“We have the traditional path of people going into law and other professions when their first love was theatre and the arts” (Creative Industry Gets A Boost, Miss Sarah Chang).
I read with tremendous interest the report, “Creative Industry Gets A Boost” (August 13, 2010) by Miss Sarah Chang, particularly because of the underlying message that the traditional path of academic excellence should no longer remain as the singular route to success. Although the administration – through the Ministry of Education (MOE) – has made certain in-roads into the diversification of the education landscape in Singapore, the changing global demands have provided greater impetus for the MOE to move ahead more speedily and decisively from the status quo.
In the recent decades, we have observed the establishment of new institutions such as the Singapore Sports School (SSS), and the introduction of novel programmes and courses such as the Integrated Programme (IP) and the International Baccalaureate (IB). Pedagogies and approaches in an assortment of schools have been consistently modified to expose students to more diverse fields of interest, and to grant them ample time and space to explore and grow beyond existing realms. Nevertheless, the administration’s insistence on economic productivity and professional distinction in regular professions has constantly nudged young individuals to give up their passions in more obscure fields, and instead function as cogs in our fiscal machinery.
The first step to lure more young Singaporeans to pursue their passions would be to expose them to a greater variety of career options in the arts, in theatre et cetera; and simultaneously to increase the number of study awards and scholarships to encourage them to further their studies in specialised institutes. Following their graduation, the respective corporations and agencies in the private and public sector would be able to tap on significantly on their education and talents to further groom many more generations who have married their passions with their careers. Different pathways should be offered to allow individuals to make more informed decisions for their future.
Beyond the students themselves, parents and educators must also recognise that while the fields of engineering, medicine, business and law remain extremely important and relevant, they should allow their kids to mould their visions based on their interests and abilities.
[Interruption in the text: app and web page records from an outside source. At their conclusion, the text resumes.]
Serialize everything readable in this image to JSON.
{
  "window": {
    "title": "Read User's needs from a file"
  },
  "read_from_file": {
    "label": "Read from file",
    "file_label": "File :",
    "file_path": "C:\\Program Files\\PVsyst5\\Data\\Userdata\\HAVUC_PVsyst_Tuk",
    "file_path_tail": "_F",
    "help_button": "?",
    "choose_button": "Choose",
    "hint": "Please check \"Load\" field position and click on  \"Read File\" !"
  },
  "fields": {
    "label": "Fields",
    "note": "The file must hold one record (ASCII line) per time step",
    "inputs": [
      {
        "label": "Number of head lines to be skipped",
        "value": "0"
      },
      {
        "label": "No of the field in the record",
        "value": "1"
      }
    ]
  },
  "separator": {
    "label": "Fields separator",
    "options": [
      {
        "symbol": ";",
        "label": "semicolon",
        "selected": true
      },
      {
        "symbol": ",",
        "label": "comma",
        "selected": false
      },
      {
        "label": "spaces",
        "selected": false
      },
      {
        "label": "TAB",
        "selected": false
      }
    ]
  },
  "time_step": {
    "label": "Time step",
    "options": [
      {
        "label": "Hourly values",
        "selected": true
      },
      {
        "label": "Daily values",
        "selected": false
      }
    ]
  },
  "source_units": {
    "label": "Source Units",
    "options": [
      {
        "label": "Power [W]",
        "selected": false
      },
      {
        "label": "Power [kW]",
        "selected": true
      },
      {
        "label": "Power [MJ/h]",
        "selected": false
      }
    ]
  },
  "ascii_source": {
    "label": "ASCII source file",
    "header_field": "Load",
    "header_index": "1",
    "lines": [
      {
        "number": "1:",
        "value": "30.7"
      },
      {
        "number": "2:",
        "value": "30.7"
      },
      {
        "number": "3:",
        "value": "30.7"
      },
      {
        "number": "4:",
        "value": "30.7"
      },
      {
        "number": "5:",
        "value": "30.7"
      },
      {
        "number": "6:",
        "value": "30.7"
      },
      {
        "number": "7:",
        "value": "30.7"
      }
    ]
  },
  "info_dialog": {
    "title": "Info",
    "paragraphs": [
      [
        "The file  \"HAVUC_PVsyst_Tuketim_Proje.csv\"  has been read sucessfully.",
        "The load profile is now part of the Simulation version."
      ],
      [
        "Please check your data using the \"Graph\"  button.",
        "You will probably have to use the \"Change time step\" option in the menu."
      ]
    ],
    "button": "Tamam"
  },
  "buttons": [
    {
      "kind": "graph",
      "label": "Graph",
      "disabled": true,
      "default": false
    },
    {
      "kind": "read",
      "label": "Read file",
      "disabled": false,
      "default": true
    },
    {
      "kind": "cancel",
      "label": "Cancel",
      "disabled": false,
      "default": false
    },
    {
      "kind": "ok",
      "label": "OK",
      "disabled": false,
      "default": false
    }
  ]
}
In this dynamic twenty-first century – like a young professional rising up the ranks in a multi-national corporation (MNC) – a musical artiste or a creative producer has every shot at fame and fortune, with dedication, heart and perseverance.
Ultimately, those who succeed in their lives are those who strive on conscientiously despite the setbacks and challenges they may face; regardless of their choice of education, profession and careers.
A version of this article was published in My Paper.